"Sometimes the Lord works in mysterious ways," Bell said.

He noted that the Democrats have the votes to sustain Perdue's vetoes of bills as long as the Democratic delegation stays together. But if the Democrats lose as few as four defectors, the party would lose that power, he said.

Bell said Wayne Democrats must start working now to have good legislative candidates ready for 2012. The party needs to have candidates even in districts that seem carved in favor of Republicans, he said.

During the convention, held at the Wayne County Courthouse, party members also elected delegates to the state executive committee and to the 1st and 3rd Congressional District conventions.

Ford gave a rousing speech, noting the positive energy generated by those in attendance.

"This looks good today, but we need to keep this up from now on," he admonished party members.

Davis reminded party members of the impending redistricting question and noted that people have a chance to give their opinion at public hearings being held around the state. One will be held May 6 at Wayne Community College.

"This is critical," Davis said.

Before turning over the gavel to Mrs. Kornegay, Quinn asked Ms. Heath to read letters from state Democratic Party Chairman David Parker and Gov. Beverly Perdue. Both urged the local party to get started working toward the next election.
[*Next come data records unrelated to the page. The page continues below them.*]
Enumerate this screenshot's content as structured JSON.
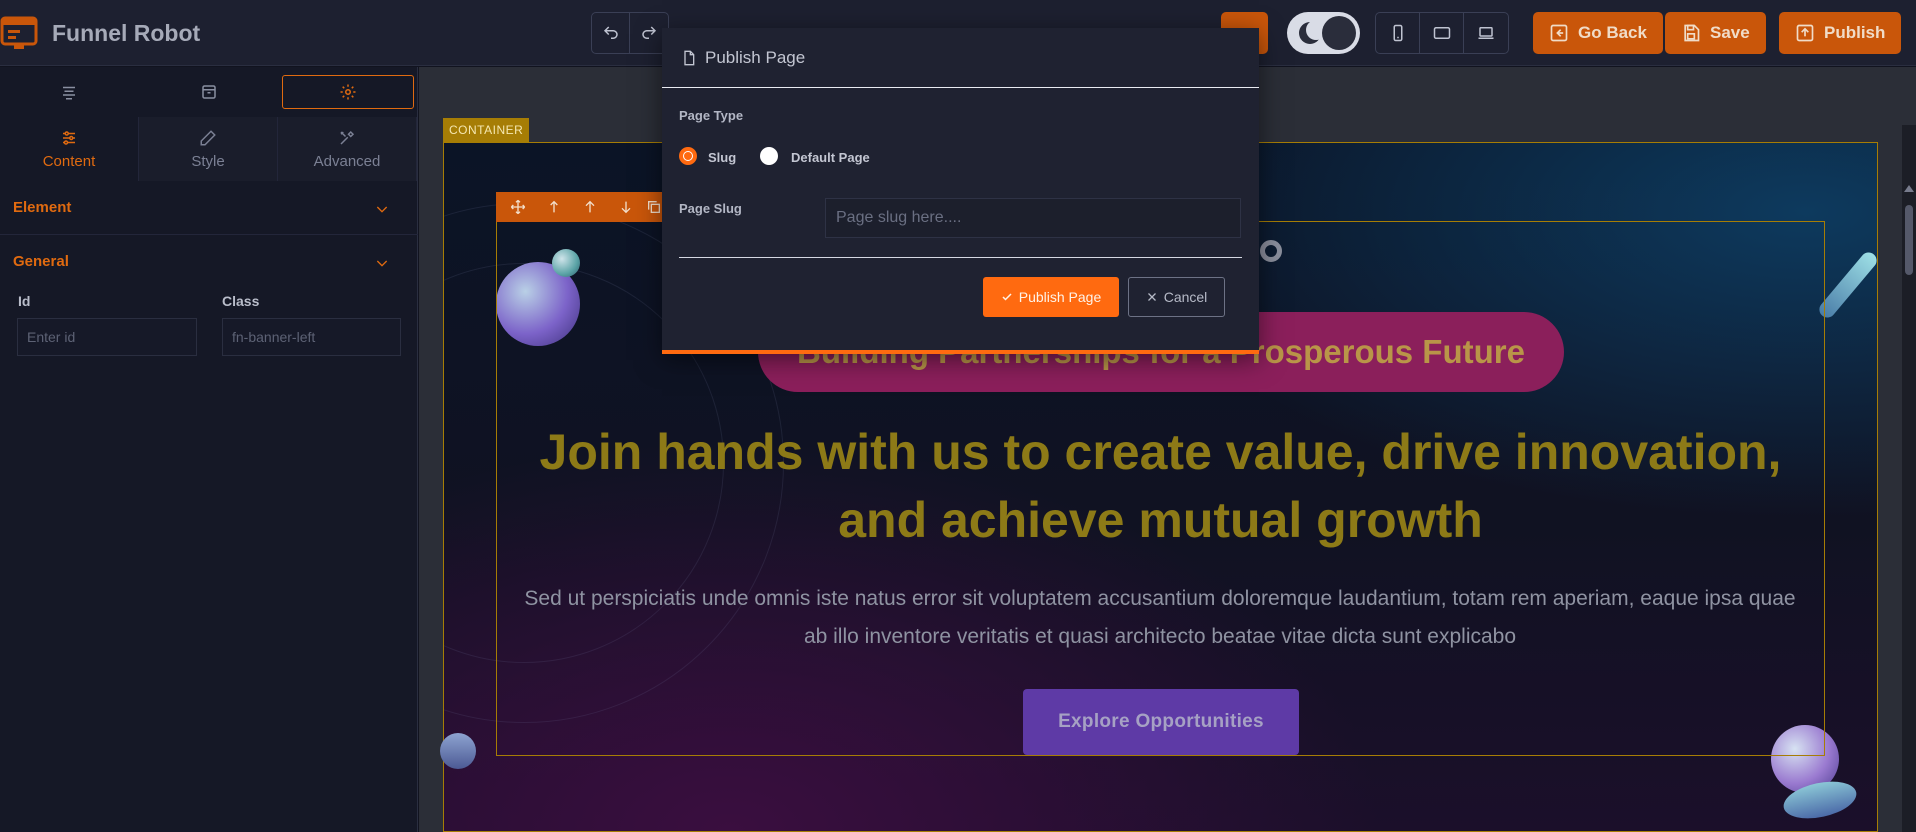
{
  "app": {
    "brand_name": "Funnel Robot"
  },
  "toolbar": {
    "undo_icon": "undo-icon",
    "redo_icon": "redo-icon",
    "device_icons": [
      "mobile-icon",
      "tablet-icon",
      "desktop-icon"
    ],
    "go_back_label": "Go Back",
    "save_label": "Save",
    "publish_label": "Publish"
  },
  "left_panel": {
    "tabs": [
      "layers-icon",
      "template-icon",
      "settings-icon"
    ],
    "subtabs": [
      {
        "label": "Content",
        "icon": "sliders-icon"
      },
      {
        "label": "Style",
        "icon": "pen-icon"
      },
      {
        "label": "Advanced",
        "icon": "tools-icon"
      }
    ],
    "sections": {
      "element": "Element",
      "general": "General"
    },
    "fields": {
      "id_label": "Id",
      "id_placeholder": "Enter id",
      "class_label": "Class",
      "class_value": "fn-banner-left"
    }
  },
  "canvas": {
    "container_label": "CONTAINER",
    "badge_text": "Building Partnerships for a Prosperous Future",
    "title": "Join hands with us to create value, drive innovation, and achieve mutual growth",
    "text": "Sed ut perspiciatis unde omnis iste natus error sit voluptatem accusantium doloremque laudantium, totam rem aperiam, eaque ipsa quae ab illo inventore veritatis et quasi architecto beatae vitae dicta sunt explicabo",
    "cta_label": "Explore Opportunities"
  },
  "modal": {
    "title": "Publish Page",
    "page_type_label": "Page Type",
    "options": [
      {
        "label": "Slug",
        "checked": true
      },
      {
        "label": "Default Page",
        "checked": false
      }
    ],
    "slug_label": "Page Slug",
    "slug_placeholder": "Page slug here....",
    "publish_button": "Publish Page",
    "cancel_button": "Cancel"
  },
  "colors": {
    "accent": "#ff6a10",
    "brand_orange": "#c9560a",
    "container_outline": "#a67d05",
    "badge": "#8b1f5b",
    "cta": "#5e3aa6"
  }
}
Mrs. Perdue exhorted party members to get out the vote. "Staying home on Election Day has its consequences," the governor said.